### Data about app and page elements
◆ ◆ ◆ ◆

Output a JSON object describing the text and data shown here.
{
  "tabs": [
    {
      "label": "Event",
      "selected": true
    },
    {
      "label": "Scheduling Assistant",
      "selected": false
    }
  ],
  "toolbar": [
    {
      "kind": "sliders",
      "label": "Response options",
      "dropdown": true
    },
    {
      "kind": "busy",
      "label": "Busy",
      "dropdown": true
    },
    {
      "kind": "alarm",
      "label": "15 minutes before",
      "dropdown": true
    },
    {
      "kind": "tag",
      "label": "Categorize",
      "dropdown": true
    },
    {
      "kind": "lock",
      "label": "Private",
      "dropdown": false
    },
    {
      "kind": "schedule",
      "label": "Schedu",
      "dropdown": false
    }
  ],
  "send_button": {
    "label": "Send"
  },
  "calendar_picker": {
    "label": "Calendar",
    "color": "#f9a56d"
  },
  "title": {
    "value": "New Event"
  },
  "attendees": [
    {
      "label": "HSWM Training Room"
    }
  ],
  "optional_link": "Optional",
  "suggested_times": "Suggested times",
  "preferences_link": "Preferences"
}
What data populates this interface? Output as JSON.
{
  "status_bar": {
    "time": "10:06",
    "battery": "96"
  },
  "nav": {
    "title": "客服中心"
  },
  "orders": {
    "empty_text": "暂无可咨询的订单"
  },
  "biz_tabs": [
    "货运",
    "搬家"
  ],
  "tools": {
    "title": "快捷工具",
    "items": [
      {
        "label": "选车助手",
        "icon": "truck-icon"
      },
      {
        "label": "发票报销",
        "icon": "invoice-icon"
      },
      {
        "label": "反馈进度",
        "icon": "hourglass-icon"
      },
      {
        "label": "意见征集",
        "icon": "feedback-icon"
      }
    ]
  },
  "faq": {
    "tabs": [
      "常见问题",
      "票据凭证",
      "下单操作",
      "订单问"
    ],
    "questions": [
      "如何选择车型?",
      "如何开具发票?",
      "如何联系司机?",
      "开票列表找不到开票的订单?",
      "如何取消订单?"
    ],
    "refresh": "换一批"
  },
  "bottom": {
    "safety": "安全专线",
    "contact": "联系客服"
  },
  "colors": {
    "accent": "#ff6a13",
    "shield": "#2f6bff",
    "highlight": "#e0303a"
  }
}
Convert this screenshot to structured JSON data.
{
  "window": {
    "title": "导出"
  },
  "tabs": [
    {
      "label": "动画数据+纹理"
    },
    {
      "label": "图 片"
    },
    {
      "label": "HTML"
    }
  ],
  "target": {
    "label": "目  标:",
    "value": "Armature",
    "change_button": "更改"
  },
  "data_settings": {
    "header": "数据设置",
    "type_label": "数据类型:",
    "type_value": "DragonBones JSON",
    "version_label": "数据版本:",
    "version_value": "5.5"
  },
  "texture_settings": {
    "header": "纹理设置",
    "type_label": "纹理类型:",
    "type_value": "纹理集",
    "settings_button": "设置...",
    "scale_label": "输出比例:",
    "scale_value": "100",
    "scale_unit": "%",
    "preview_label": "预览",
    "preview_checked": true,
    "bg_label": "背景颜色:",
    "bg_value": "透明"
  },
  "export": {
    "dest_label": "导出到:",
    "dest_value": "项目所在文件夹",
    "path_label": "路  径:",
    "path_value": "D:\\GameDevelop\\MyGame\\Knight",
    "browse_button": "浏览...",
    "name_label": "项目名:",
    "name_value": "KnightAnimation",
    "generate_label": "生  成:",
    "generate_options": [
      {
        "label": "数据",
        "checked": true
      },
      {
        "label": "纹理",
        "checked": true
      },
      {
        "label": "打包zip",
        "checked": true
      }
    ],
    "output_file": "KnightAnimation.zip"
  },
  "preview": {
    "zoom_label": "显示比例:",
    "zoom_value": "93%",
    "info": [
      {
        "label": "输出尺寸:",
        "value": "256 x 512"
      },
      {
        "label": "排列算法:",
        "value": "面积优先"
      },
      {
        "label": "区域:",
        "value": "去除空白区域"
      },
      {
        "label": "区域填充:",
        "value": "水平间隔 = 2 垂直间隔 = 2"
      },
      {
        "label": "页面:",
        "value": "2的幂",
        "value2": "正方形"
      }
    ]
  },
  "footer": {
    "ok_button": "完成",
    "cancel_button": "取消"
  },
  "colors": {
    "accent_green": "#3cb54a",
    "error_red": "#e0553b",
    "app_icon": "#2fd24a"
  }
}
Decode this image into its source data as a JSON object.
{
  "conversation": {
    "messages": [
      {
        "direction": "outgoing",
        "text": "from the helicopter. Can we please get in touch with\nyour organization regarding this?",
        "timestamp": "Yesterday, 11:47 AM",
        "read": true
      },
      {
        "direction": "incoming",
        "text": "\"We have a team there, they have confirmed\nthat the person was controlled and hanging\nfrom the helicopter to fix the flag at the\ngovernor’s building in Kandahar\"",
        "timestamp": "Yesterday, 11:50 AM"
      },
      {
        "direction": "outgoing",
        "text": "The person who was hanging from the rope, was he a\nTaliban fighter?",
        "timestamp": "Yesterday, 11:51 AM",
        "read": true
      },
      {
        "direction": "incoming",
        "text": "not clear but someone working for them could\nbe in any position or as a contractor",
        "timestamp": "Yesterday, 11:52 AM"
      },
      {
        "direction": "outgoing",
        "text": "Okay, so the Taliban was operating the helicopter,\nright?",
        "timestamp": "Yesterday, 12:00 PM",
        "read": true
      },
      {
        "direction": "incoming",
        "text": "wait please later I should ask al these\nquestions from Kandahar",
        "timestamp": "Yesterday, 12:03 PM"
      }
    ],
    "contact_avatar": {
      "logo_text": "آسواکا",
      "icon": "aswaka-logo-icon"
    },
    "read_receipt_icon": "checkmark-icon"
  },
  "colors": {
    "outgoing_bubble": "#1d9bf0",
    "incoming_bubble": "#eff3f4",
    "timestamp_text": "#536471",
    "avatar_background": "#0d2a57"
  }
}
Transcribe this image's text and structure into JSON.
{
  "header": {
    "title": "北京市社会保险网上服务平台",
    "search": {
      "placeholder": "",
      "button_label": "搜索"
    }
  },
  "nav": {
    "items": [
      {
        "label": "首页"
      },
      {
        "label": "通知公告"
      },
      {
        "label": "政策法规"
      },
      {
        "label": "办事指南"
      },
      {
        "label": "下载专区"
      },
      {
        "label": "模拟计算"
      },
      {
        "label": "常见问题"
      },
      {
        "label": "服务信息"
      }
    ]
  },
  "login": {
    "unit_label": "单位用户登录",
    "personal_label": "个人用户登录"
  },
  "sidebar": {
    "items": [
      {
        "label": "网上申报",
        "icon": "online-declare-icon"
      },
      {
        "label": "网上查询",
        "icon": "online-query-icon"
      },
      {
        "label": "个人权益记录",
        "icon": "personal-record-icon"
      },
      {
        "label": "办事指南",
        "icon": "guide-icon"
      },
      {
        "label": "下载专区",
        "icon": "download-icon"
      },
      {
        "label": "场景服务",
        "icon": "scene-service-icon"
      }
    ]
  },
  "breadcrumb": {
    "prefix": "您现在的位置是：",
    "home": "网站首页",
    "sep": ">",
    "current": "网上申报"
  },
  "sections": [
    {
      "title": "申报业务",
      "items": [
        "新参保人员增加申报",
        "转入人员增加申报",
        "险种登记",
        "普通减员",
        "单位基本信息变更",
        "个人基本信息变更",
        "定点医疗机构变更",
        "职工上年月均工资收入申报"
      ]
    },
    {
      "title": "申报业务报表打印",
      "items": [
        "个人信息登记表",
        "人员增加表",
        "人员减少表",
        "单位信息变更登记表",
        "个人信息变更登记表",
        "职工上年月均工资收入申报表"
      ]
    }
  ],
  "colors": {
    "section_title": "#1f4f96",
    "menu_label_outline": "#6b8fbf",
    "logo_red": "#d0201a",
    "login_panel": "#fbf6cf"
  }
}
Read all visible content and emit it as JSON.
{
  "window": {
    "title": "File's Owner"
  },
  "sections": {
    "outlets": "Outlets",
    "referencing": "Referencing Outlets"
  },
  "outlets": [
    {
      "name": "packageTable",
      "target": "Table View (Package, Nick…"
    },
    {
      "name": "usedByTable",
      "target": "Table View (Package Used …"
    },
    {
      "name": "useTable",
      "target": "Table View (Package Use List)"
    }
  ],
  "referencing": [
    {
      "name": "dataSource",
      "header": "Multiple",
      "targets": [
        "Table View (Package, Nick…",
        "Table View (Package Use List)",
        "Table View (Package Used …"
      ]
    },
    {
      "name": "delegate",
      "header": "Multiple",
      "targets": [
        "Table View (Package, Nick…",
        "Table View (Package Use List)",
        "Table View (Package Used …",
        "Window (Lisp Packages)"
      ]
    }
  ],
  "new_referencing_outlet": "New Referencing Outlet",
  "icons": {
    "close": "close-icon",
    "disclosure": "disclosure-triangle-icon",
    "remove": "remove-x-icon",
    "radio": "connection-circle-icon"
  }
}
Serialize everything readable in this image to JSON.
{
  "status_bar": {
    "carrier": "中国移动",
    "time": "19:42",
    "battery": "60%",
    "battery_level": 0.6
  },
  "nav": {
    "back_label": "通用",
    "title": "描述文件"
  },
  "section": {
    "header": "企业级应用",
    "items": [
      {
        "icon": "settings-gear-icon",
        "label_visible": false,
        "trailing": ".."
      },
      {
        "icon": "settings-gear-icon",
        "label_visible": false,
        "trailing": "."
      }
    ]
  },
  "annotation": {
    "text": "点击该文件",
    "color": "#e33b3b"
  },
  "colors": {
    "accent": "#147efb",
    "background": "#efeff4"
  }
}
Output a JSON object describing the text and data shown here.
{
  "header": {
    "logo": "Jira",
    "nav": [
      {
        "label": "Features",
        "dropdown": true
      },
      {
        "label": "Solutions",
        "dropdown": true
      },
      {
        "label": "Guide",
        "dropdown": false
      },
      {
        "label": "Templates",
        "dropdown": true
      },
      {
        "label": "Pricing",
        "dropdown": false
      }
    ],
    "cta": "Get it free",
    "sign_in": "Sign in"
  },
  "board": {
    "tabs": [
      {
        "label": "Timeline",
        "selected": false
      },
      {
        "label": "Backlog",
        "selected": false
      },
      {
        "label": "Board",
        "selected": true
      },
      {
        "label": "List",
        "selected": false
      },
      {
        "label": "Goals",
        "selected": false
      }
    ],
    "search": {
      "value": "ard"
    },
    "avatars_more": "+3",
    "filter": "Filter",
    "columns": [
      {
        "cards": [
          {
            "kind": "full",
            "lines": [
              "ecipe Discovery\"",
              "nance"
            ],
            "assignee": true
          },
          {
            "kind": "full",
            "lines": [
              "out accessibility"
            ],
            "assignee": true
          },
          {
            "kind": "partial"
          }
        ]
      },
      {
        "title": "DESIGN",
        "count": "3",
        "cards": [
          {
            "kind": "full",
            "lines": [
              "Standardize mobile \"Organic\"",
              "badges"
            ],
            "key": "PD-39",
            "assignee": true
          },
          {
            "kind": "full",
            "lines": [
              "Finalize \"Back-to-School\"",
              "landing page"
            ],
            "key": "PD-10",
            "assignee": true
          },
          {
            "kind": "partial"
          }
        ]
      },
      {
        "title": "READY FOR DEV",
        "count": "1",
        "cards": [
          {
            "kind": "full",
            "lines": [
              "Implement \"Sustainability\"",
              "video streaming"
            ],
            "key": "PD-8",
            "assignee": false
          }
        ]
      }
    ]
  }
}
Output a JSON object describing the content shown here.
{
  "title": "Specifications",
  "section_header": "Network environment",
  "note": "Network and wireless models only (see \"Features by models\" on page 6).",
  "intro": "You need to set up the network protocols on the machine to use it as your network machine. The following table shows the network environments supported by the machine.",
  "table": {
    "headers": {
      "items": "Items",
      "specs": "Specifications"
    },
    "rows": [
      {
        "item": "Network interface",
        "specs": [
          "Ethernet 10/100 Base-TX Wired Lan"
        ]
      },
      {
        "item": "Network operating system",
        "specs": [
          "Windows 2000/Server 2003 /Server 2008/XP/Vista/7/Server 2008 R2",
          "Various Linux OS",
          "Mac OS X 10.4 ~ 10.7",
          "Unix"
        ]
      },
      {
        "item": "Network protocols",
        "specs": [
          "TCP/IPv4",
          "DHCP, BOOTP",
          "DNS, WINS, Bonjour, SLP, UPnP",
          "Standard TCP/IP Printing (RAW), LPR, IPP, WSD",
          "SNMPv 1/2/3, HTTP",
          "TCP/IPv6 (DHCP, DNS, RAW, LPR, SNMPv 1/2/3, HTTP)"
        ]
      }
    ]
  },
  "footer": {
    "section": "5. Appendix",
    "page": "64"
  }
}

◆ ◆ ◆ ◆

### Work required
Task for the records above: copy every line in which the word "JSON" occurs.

### Answer to the problem
Output a JSON object describing the text and data shown here.
What data populates this interface? Output as JSON.
Convert this screenshot to structured JSON data.
    "type_value": "DragonBones JSON",
Decode this image into its source data as a JSON object.
Transcribe this image's text and structure into JSON.
Read all visible content and emit it as JSON.
Serialize everything readable in this image to JSON.
Output a JSON object describing the text and data shown here.
Output a JSON object describing the content shown here.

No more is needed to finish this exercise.